THE Infrastructure Development Bank of Zimbabwe, in partnership with Kariba Municipality, on Monday launched three housing projects that will see the development of about 1 550 low, medium and high density stands at a cost of $15 million.
The project, which has already commenced will see the delivery of a total of 1 557 residential stands in Baobab Ridge Extension, Batonga Kasese Main and Kasese Extension. Some civil works have started at the three sites, involving the development of onsite and offsite infrastructure including tarred roads, water, electricity and sewer.
Some of the stands in Kasese Extension suburb will be allocated to 391 families who are to be relocated from Mahombekombe, a township build under the electricity lines.

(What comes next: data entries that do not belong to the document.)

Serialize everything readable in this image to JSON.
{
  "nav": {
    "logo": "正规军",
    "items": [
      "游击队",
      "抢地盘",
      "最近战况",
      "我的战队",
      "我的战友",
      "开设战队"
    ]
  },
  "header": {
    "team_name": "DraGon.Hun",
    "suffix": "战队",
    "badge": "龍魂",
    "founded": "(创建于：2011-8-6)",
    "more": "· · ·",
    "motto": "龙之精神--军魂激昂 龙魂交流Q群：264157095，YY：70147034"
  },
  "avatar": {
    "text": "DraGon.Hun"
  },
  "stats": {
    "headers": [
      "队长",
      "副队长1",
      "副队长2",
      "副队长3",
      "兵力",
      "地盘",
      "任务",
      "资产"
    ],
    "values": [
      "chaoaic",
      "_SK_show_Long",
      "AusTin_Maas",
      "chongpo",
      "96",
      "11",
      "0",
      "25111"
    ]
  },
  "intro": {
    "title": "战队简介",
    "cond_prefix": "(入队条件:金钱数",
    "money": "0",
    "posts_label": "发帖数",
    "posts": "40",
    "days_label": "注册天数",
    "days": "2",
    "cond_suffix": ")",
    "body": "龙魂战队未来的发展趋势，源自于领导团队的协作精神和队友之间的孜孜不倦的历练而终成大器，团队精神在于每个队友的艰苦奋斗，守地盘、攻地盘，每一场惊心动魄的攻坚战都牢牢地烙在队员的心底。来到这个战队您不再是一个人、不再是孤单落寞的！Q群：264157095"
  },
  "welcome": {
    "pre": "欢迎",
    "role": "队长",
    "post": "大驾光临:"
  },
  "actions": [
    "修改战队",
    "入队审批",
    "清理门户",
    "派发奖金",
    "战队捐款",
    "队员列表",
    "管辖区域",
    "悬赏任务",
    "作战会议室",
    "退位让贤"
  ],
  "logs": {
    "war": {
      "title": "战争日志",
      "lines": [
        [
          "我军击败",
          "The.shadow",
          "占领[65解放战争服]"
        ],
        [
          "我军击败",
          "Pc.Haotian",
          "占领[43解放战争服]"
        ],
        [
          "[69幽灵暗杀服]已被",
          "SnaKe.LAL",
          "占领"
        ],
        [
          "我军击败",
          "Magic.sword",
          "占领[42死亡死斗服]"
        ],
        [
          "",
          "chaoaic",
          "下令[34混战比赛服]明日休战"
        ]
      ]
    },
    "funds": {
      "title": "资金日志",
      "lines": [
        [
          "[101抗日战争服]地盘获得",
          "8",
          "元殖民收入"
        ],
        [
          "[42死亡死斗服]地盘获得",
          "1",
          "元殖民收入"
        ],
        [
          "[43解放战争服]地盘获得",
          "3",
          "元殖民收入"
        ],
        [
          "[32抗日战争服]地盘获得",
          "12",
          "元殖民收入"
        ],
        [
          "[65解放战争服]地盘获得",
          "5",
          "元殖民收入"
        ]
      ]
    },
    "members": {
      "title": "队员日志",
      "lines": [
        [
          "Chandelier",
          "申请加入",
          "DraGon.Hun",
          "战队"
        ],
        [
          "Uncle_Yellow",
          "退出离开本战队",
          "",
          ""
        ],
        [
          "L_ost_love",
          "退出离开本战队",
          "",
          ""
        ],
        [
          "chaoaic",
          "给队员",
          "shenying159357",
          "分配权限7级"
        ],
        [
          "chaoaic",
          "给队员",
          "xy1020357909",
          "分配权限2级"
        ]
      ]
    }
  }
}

The township consists of houses built for the workers during the construction of Lake Kariba in the 50s.
Speaking at the ground-breaking ceremony in the resort town, Finance and Economic Planning Minister Patrick Chinamasa said the development of housing infrastructure would go a long way in helping reduce the national housing backlog.
Zimbabwe’s housing shortage is estimated at 1,25 million units which translates to a national backlog of five million citizens or more than 40 percent of total population.
“I am happy that IDBZ is making significant strides in executing its mandate of spearheading the development of infrastructure in Zimbabwe,” said Minister Chinamasa.
“Developing housing infrastructure for our people is a worthwhile investment that will go a long way in transforming their livelihoods. We should all support this important investment.
“Government stands ready to support projects that will positively contribute to the welfare of Zimbabweans.”
Some of the housing projects that have been implemented include Marimba Housing Scheme in Harare, which consists of high and low density suburbs and Clipsham Housing Project in Masvingo in Harare. The bank will soon be rolling out similar projects in Gwanda, Plumtree, Bulawayo, Zvishavane, Chiredzi, Beibridge and Chipinge.
Minister Chinamasa said the Government was looking at improving service delivery by local authorities by ensuring provision of adequate public infrastructure.
“Inadequate offsite and onsite infrastructure has been hindering housing delivery in the country. Furthermore, our people continue to be exposed to healthy risk in areas without supporting sanitation facilities,” added Minister Chinamasa.
He said the rapid urbanisation has led to challenges including emergence of urban slim dwellings, overcrowded settlements, poor environmental healthy and hygienic standards, public health risks and rising crime levels.
Rapid urbanisation has also resulted in high demand for scarce urban land and jobs as well as placing immense pressure on the supporting infrastructure.
Further, the cost of urban land and houses was now beyond the reach of many Zimbabweans.